Interface dataset entries
↓

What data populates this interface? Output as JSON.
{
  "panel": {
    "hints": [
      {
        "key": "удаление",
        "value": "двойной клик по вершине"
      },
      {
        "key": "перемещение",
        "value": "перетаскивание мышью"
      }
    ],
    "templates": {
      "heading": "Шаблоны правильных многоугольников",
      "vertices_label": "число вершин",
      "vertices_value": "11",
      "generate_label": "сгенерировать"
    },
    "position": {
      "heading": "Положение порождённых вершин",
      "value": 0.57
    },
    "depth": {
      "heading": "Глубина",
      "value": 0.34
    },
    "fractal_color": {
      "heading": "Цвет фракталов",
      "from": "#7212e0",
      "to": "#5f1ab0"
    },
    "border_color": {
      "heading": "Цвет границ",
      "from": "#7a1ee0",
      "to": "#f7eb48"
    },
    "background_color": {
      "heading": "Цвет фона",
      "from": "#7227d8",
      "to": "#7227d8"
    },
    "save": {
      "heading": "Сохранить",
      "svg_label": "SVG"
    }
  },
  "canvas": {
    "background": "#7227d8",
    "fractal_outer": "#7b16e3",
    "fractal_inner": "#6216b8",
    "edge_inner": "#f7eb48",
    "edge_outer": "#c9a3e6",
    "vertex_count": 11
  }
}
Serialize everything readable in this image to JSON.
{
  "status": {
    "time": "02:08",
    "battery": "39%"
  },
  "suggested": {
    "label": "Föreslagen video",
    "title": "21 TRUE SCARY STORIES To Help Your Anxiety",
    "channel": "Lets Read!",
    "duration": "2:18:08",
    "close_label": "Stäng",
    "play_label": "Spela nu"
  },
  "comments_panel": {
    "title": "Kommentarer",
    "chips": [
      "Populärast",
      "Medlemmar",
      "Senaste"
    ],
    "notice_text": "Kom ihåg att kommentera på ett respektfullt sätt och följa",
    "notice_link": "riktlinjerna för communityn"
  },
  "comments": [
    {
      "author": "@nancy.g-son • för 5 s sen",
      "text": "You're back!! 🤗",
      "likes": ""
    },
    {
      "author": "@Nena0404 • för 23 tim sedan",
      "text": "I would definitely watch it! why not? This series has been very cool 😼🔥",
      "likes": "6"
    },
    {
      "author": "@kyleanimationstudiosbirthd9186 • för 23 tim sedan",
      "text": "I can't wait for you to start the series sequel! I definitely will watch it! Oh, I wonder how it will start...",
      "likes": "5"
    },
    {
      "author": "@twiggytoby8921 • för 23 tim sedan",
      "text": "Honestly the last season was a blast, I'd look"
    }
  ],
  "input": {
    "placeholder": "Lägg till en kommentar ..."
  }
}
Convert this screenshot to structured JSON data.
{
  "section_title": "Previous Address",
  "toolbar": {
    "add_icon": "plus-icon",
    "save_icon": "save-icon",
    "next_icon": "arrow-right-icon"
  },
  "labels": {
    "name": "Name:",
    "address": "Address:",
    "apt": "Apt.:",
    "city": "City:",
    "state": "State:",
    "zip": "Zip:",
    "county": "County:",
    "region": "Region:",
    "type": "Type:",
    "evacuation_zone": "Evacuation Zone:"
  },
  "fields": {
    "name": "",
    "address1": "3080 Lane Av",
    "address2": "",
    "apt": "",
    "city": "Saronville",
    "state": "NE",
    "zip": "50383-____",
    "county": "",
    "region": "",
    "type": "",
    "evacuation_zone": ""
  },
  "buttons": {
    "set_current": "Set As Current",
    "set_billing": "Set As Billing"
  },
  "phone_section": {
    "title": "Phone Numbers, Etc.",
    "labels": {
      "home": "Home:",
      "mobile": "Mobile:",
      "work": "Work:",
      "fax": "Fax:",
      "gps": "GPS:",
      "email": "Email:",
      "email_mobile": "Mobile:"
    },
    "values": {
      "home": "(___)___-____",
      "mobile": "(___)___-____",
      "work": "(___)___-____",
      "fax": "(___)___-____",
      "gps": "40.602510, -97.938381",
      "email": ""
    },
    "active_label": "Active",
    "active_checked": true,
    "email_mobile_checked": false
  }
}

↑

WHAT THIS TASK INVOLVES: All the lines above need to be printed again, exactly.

RESPONSE FOR THIS EXERCISE:
What data populates this interface? Output as JSON.
{
  "panel": {
    "hints": [
      {
        "key": "удаление",
        "value": "двойной клик по вершине"
      },
      {
        "key": "перемещение",
        "value": "перетаскивание мышью"
      }
    ],
    "templates": {
      "heading": "Шаблоны правильных многоугольников",
      "vertices_label": "число вершин",
      "vertices_value": "11",
      "generate_label": "сгенерировать"
    },
    "position": {
      "heading": "Положение порождённых вершин",
      "value": 0.57
    },
    "depth": {
      "heading": "Глубина",
      "value": 0.34
    },
    "fractal_color": {
      "heading": "Цвет фракталов",
      "from": "#7212e0",
      "to": "#5f1ab0"
    },
    "border_color": {
      "heading": "Цвет границ",
      "from": "#7a1ee0",
      "to": "#f7eb48"
    },
    "background_color": {
      "heading": "Цвет фона",
      "from": "#7227d8",
      "to": "#7227d8"
    },
    "save": {
      "heading": "Сохранить",
      "svg_label": "SVG"
    }
  },
  "canvas": {
    "background": "#7227d8",
    "fractal_outer": "#7b16e3",
    "fractal_inner": "#6216b8",
    "edge_inner": "#f7eb48",
    "edge_outer": "#c9a3e6",
    "vertex_count": 11
  }
}
Serialize everything readable in this image to JSON.
{
  "status": {
    "time": "02:08",
    "battery": "39%"
  },
  "suggested": {
    "label": "Föreslagen video",
    "title": "21 TRUE SCARY STORIES To Help Your Anxiety",
    "channel": "Lets Read!",
    "duration": "2:18:08",
    "close_label": "Stäng",
    "play_label": "Spela nu"
  },
  "comments_panel": {
    "title": "Kommentarer",
    "chips": [
      "Populärast",
      "Medlemmar",
      "Senaste"
    ],
    "notice_text": "Kom ihåg att kommentera på ett respektfullt sätt och följa",
    "notice_link": "riktlinjerna för communityn"
  },
  "comments": [
    {
      "author": "@nancy.g-son • för 5 s sen",
      "text": "You're back!! 🤗",
      "likes": ""
    },
    {
      "author": "@Nena0404 • för 23 tim sedan",
      "text": "I would definitely watch it! why not? This series has been very cool 😼🔥",
      "likes": "6"
    },
    {
      "author": "@kyleanimationstudiosbirthd9186 • för 23 tim sedan",
      "text": "I can't wait for you to start the series sequel! I definitely will watch it! Oh, I wonder how it will start...",
      "likes": "5"
    },
    {
      "author": "@twiggytoby8921 • för 23 tim sedan",
      "text": "Honestly the last season was a blast, I'd look"
    }
  ],
  "input": {
    "placeholder": "Lägg till en kommentar ..."
  }
}
Convert this screenshot to structured JSON data.
{
  "section_title": "Previous Address",
  "toolbar": {
    "add_icon": "plus-icon",
    "save_icon": "save-icon",
    "next_icon": "arrow-right-icon"
  },
  "labels": {
    "name": "Name:",
    "address": "Address:",
    "apt": "Apt.:",
    "city": "City:",
    "state": "State:",
    "zip": "Zip:",
    "county": "County:",
    "region": "Region:",
    "type": "Type:",
    "evacuation_zone": "Evacuation Zone:"
  },
  "fields": {
    "name": "",
    "address1": "3080 Lane Av",
    "address2": "",
    "apt": "",
    "city": "Saronville",
    "state": "NE",
    "zip": "50383-____",
    "county": "",
    "region": "",
    "type": "",
    "evacuation_zone": ""
  },
  "buttons": {
    "set_current": "Set As Current",
    "set_billing": "Set As Billing"
  },
  "phone_section": {
    "title": "Phone Numbers, Etc.",
    "labels": {
      "home": "Home:",
      "mobile": "Mobile:",
      "work": "Work:",
      "fax": "Fax:",
      "gps": "GPS:",
      "email": "Email:",
      "email_mobile": "Mobile:"
    },
    "values": {
      "home": "(___)___-____",
      "mobile": "(___)___-____",
      "work": "(___)___-____",
      "fax": "(___)___-____",
      "gps": "40.602510, -97.938381",
      "email": ""
    },
    "active_label": "Active",
    "active_checked": true,
    "email_mobile_checked": false
  }
}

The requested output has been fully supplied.